At the beginning of a project, a GC typically accepts bids and chooses subcontractors based on their best estimates of how much work they can do over a certain period of time. The contract usually extends for exactly that amount of time, with the GC paying the trade on a monthly basis. Ideally, the payments should equal about 50% of the total when 50% of the work is completed.
What often happens in practice when progress tracking is manual via construction progress photography is that payments start to outpace the actual percent of work completed. When the contract period is over, the GC has often paid 100% of the fees when the work is only 80% complete, for example.
Seen from another perspective, no GC wants to be viewed as a “pass-through contractor” who simply passes along subcontractors’ estimates of how much material has been installed to owners without verifying them for accuracy first. But this invariably happens on many construction sites due to the fact that each trade—from drywall installers to electricians to plumbers—is typically free to track what they do in their own way. Project Managers in charge of payment applications are often too stretched to have time to verify each spreadsheet input from every trade, and the owner may overpay significantly as a result.
Automated progress tracking derived from a complete, regularly updated digital record of the jobsite can remedy this. If GCs can easily find the discrepancy between the amount of material a trade has recorded as installed and the actual amount installed, they can reconcile it with the trade instead of blindly passing it through to the owner.

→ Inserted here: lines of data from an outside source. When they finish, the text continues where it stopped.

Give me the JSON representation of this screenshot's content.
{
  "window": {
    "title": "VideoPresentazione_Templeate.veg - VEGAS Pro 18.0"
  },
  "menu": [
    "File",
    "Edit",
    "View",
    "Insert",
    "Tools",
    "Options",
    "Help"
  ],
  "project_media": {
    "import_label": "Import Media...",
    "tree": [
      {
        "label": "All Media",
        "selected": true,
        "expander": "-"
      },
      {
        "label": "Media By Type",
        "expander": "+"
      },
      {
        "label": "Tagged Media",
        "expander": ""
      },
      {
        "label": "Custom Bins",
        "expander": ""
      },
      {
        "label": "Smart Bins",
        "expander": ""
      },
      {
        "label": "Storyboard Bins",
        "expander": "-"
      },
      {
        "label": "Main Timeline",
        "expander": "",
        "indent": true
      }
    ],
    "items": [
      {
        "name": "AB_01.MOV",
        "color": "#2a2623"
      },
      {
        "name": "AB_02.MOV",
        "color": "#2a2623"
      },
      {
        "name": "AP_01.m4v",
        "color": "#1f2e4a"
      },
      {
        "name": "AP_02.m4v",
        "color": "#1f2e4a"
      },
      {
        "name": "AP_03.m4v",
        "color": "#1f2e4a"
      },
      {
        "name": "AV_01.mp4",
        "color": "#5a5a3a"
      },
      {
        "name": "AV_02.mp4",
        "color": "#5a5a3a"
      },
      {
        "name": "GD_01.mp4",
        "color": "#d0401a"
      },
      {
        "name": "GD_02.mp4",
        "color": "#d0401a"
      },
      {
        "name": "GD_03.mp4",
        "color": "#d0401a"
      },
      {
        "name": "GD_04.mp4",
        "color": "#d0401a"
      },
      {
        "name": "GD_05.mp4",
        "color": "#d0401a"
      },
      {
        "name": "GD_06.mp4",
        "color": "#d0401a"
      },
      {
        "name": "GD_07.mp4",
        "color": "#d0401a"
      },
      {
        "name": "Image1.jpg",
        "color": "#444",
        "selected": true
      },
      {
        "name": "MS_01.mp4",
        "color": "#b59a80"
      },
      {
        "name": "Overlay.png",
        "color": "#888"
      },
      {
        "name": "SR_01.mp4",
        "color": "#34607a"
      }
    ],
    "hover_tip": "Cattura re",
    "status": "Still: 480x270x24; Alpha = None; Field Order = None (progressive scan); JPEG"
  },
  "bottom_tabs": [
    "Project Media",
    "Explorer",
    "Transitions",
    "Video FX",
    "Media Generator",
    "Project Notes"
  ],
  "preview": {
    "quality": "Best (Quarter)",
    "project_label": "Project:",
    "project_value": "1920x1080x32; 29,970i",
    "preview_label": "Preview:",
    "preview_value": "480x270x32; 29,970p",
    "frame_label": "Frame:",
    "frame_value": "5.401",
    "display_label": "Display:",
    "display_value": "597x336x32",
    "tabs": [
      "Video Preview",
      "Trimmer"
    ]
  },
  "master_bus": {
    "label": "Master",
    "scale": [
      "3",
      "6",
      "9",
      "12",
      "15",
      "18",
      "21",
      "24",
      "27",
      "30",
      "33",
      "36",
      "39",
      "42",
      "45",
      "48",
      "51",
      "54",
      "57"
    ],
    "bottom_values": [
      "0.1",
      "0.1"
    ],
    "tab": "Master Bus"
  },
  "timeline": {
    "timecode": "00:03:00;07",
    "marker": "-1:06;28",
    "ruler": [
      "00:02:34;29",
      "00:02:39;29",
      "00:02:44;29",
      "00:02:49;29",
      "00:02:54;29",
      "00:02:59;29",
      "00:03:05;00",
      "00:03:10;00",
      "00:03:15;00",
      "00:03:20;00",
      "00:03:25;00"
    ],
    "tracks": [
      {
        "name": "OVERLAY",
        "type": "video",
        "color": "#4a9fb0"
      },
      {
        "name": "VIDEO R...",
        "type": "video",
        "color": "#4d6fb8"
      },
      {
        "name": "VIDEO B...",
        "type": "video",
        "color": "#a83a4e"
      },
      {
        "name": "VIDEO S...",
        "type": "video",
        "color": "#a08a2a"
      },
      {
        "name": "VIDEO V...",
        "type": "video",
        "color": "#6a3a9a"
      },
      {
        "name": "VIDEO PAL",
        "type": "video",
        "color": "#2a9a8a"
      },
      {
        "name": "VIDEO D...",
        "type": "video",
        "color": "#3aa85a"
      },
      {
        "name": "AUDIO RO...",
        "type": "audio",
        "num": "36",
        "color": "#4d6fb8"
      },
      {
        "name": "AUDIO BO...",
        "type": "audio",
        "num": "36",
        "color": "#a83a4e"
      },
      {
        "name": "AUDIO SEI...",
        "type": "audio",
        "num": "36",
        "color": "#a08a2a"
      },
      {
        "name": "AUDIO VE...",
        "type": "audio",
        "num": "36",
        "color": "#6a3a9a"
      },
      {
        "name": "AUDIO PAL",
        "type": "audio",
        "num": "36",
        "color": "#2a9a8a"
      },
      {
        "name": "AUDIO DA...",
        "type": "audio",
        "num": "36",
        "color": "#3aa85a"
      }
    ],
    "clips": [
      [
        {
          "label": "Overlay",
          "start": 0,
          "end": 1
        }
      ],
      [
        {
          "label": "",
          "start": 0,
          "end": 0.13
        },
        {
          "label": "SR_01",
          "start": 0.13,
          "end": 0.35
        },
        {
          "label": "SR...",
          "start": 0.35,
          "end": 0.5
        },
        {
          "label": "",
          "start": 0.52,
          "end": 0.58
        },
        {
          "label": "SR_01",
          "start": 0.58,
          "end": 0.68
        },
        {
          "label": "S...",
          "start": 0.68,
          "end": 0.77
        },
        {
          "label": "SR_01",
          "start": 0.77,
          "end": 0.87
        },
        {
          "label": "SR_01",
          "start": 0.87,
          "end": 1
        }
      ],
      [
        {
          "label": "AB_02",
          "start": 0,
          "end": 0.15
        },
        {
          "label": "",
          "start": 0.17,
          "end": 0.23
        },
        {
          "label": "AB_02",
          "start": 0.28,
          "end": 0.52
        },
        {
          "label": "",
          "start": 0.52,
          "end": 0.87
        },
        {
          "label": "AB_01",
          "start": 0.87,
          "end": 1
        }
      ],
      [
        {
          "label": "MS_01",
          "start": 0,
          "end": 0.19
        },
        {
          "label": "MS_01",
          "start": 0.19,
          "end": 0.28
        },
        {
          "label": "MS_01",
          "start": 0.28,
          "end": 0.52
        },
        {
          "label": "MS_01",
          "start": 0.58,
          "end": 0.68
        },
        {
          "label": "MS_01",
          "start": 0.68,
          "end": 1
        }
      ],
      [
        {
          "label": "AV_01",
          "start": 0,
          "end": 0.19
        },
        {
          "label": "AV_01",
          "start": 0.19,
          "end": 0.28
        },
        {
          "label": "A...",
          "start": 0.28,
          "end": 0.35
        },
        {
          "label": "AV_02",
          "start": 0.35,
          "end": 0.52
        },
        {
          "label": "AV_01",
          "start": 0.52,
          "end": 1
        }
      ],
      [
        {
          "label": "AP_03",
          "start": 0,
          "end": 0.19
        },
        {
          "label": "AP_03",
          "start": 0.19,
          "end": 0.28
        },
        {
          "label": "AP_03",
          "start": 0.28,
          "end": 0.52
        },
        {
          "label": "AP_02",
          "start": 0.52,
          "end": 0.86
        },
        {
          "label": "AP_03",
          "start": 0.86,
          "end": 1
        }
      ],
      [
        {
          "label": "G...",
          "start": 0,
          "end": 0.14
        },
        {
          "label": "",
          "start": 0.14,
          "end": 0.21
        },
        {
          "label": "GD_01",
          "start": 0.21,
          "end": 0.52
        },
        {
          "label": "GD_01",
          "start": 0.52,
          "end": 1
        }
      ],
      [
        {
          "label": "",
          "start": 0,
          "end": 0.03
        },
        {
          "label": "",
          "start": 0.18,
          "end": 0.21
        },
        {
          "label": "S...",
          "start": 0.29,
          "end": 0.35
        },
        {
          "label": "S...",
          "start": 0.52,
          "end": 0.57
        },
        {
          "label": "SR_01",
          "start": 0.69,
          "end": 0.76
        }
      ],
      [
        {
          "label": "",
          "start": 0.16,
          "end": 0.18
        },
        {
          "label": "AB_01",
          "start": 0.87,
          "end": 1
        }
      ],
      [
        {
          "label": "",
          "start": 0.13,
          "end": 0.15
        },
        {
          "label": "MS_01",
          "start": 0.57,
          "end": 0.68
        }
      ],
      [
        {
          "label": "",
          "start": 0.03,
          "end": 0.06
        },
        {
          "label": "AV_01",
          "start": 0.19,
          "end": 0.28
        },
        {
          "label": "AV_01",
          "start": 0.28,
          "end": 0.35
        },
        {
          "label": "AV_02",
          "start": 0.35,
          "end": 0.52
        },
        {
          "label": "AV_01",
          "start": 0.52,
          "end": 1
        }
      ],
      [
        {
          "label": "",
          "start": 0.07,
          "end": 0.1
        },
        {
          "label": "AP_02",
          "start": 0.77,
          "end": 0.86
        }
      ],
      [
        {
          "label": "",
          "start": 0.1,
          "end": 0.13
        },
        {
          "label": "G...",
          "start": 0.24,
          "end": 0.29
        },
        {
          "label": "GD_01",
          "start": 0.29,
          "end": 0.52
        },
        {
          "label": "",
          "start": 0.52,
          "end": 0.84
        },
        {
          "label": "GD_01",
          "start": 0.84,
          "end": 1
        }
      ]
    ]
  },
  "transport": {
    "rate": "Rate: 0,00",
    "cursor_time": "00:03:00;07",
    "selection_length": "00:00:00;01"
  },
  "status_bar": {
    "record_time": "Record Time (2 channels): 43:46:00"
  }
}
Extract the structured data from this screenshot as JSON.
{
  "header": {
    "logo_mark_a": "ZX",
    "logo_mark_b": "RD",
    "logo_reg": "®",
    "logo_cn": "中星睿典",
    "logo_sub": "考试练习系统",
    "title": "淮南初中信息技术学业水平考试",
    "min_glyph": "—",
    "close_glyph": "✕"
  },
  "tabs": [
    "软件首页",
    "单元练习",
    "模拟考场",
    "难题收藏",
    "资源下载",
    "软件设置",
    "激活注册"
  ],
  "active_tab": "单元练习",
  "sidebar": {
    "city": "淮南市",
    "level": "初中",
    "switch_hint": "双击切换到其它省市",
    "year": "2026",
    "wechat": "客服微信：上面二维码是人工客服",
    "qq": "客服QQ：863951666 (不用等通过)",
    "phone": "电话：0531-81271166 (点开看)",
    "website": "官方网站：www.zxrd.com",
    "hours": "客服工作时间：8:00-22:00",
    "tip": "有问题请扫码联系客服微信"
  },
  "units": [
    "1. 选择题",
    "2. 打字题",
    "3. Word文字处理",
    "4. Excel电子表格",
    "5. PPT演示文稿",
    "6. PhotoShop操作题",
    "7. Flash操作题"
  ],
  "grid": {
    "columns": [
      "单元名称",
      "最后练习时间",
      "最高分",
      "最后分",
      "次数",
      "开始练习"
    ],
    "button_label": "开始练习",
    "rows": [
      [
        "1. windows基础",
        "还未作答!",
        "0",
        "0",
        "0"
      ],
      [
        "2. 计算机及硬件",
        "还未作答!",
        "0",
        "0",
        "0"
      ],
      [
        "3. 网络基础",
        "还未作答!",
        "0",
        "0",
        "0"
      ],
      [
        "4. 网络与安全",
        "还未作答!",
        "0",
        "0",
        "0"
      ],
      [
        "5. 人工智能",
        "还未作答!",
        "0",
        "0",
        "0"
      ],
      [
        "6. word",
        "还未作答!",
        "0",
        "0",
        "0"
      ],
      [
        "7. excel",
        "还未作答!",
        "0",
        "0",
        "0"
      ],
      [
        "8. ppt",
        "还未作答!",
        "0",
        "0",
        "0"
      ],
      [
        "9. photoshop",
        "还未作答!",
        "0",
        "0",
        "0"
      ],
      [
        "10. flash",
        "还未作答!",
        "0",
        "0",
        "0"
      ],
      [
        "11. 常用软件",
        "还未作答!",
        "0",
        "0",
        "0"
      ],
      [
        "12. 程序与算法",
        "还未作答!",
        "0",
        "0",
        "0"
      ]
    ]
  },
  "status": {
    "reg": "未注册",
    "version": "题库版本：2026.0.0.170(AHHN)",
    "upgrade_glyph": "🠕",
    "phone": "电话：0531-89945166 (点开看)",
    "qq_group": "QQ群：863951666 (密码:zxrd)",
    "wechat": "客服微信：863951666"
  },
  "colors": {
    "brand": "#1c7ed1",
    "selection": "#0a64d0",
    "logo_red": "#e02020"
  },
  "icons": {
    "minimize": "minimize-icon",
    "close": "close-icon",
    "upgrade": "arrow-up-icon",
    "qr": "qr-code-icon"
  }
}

How does automated progress tracking increase efficiency?
Automated progress tracking helps project stakeholders across the board. Once the process no longer relies on walking around with a clipboard and highlighter to document the status of specific areas, the Project Engineer clearly benefits in terms of hours freed up to focus on other tasks. (Construction progress photography can be extremely time-consuming.) Project Managers who may have previously spent half their time on payment applications also benefit, since reliable progress tracking means they can check on the status of work from their computer without having to track down the right people to talk to.
At the same time, Superintendents can be more confident about the accuracy of the schedule, while Project Executives and Owners can drop in on the project whenever they want to for a view of actual conditions, unfiltered by what the on-site team wants them to see. Ultimately, automated progress tracking can be the difference between profitable, on-time delivery and significant delays and cost overruns. It provides consistent data that can be used to validate how a delay came to be, rather than enabling unproductive finger-pointing based on someone’s hunch.
How does automated progress tracking improve communication?
The worst mistakes on a jobsite usually happen because of lapses in communication. Most GCs have robust processes for communicating across teams, including bi-weekly coordination meetings, OAC meetings, the one-week lookahead and the two-week lookahead, but mistakes can happen even with the best processes in place.
Manual construction progress photography can sometimes lead to slip-ups that have far-reaching consequences. For example, a Project Manager tells their drywaller installer to bring a crew next week to hang drywall on the first floor—without realizing that the top track has yet to be installed and there’s nothing to hang the drywall on. This may lead to a snowball effect where the Project Manager has to reschedule multiple crews, resulting in weeks or even months of delays. These kinds of errors affect the critical path of the project, pushing the timeline for completion out further—in some cases beyond the point of profitability for the GC and/or owner.
This is one of the main reasons top builders are adopting automated progress tracking tools. By maintaining a closer watch on work as it’s completed, GCs are able to avoid costly errors and oversights.
Learn more about automated progress tracking with OpenSpace.